◆ Problem description
Give the number of lines in the records below that contain the word "true". State only that number.

◆ Provided material
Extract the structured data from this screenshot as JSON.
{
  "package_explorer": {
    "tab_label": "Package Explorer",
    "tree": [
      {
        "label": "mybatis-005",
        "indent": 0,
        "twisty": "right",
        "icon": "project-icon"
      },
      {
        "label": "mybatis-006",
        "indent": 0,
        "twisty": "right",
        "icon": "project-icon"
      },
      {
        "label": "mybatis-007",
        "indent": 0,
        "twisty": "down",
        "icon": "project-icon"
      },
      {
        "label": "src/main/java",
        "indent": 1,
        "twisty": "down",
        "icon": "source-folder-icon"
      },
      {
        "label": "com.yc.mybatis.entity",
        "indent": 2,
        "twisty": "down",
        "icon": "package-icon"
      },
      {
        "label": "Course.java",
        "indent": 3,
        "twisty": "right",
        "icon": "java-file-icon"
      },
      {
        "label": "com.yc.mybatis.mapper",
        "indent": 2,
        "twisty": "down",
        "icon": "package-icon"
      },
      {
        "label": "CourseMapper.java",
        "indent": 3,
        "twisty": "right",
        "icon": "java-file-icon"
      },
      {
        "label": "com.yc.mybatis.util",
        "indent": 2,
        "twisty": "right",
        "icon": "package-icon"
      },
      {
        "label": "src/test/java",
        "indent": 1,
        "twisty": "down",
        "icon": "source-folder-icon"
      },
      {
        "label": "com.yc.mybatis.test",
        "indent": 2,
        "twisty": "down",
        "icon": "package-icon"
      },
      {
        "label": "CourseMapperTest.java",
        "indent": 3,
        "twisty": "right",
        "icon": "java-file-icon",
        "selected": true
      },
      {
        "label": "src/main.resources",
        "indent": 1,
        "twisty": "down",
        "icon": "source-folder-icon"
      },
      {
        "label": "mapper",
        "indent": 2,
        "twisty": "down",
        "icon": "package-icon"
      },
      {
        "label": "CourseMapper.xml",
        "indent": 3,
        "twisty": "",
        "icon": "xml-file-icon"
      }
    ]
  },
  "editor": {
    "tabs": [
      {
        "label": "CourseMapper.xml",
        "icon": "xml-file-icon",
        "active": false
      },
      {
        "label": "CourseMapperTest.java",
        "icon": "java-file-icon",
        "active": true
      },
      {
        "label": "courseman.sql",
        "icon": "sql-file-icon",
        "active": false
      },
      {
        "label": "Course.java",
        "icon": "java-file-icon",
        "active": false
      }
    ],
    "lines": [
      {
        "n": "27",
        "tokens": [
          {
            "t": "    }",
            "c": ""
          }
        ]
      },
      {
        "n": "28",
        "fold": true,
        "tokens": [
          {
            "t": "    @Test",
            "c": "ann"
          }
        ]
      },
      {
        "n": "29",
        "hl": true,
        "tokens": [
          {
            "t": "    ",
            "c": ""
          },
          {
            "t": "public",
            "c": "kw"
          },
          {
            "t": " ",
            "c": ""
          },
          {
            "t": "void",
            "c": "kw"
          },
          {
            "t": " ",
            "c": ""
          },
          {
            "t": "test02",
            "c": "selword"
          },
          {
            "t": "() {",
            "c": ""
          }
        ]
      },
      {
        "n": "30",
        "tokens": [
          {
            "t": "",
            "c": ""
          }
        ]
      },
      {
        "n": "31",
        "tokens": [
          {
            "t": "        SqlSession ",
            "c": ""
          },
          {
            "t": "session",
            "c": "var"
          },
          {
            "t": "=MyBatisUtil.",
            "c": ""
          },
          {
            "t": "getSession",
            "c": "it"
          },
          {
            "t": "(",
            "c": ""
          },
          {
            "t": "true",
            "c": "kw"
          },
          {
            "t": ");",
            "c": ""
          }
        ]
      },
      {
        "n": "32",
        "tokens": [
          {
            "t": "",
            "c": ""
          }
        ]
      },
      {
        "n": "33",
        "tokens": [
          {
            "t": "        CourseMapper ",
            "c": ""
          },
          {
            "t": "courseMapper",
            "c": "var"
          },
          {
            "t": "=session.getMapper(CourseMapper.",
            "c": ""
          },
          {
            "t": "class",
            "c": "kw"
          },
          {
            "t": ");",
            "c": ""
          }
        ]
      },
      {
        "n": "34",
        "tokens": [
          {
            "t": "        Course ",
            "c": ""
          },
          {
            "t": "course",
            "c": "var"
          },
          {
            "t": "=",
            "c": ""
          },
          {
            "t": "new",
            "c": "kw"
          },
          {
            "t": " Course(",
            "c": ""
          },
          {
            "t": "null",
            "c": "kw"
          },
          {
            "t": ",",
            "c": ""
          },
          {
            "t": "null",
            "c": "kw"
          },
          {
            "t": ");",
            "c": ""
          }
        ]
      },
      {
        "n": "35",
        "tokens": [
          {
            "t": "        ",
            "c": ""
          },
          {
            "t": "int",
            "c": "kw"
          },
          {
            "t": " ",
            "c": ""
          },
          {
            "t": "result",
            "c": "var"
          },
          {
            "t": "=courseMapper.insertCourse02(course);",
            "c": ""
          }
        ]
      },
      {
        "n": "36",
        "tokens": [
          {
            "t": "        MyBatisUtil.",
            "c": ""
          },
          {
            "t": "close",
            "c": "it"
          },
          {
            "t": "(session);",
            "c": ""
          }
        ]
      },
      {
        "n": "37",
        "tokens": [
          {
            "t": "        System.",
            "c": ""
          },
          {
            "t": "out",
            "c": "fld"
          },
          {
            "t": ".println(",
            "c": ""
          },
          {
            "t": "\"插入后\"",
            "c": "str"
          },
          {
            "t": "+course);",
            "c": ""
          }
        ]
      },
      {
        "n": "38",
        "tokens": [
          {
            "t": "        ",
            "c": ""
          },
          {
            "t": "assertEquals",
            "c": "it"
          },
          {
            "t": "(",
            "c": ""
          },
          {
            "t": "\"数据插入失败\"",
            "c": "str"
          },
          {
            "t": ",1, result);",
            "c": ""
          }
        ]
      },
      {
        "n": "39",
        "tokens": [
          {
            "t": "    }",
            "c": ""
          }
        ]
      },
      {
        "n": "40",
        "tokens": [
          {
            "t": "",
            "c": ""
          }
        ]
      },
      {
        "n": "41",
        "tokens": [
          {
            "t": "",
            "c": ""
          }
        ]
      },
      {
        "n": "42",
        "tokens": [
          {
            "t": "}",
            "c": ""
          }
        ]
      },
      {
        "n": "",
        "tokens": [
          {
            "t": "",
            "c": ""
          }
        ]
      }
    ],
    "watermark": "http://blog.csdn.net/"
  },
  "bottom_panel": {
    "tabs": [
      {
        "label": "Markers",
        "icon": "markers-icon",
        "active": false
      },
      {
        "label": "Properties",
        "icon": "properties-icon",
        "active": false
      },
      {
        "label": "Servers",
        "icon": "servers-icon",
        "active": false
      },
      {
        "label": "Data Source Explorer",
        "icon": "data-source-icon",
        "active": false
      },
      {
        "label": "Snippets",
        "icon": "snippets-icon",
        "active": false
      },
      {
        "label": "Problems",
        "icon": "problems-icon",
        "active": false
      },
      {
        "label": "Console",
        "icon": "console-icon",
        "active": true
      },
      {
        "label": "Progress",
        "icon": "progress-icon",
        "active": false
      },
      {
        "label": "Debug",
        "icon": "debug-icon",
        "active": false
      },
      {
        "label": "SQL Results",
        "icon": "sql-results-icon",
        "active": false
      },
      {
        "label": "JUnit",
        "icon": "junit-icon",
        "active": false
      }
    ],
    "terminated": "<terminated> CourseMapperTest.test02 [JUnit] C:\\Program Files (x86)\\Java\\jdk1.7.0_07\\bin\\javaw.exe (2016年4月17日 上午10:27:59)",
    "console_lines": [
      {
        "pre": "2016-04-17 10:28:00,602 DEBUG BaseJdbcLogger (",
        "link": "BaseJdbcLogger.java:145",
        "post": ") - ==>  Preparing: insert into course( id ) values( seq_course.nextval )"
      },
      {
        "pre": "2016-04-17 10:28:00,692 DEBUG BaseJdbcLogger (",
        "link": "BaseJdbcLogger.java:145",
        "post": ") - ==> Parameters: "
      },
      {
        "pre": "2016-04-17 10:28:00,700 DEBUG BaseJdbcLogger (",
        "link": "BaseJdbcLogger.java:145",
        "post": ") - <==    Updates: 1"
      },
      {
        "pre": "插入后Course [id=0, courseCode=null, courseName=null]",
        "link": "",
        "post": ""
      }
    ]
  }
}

◆ Finished task
6